-------- Data for processing

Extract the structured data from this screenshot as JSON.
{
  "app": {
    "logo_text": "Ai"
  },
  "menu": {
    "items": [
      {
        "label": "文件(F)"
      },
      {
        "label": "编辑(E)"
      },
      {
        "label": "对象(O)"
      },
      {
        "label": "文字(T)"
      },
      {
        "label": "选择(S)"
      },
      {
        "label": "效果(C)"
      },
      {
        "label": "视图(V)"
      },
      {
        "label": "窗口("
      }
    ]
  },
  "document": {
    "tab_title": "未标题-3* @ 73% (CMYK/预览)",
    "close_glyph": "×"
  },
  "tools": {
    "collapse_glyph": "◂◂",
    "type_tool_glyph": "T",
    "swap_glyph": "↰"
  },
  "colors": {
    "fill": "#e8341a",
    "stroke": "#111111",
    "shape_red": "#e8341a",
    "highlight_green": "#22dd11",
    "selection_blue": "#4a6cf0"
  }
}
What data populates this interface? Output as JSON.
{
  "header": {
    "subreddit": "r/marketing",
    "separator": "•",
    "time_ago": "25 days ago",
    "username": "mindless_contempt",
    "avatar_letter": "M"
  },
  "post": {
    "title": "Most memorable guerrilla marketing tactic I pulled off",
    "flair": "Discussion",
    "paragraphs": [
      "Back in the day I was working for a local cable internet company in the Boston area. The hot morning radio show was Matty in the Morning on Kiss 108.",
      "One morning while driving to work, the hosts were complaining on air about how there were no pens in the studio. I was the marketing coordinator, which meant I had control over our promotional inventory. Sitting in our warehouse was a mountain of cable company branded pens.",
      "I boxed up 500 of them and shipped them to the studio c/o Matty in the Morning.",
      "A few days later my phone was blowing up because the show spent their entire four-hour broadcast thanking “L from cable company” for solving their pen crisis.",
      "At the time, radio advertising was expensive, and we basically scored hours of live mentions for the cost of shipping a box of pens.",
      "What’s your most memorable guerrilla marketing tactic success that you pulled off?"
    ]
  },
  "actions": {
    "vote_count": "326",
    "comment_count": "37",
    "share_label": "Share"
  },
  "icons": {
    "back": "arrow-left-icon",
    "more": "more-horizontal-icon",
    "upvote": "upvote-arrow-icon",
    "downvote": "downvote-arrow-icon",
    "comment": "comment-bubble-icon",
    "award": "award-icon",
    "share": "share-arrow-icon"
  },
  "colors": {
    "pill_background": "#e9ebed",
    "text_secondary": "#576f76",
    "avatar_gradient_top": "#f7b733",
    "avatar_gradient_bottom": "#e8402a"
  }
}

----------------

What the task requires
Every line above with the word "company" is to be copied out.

Solution for this problem
      "Back in the day I was working for a local cable internet company in the Boston area. The hot morning radio show was Matty in the Morning on Kiss 108.",
      "One morning while driving to work, the hosts were complaining on air about how there were no pens in the studio. I was the marketing coordinator, which meant I had control over our promotional inventory. Sitting in our warehouse was a mountain of cable company branded pens.",
      "A few days later my phone was blowing up because the show spent their entire four-hour broadcast thanking “L from cable company” for solving their pen crisis.",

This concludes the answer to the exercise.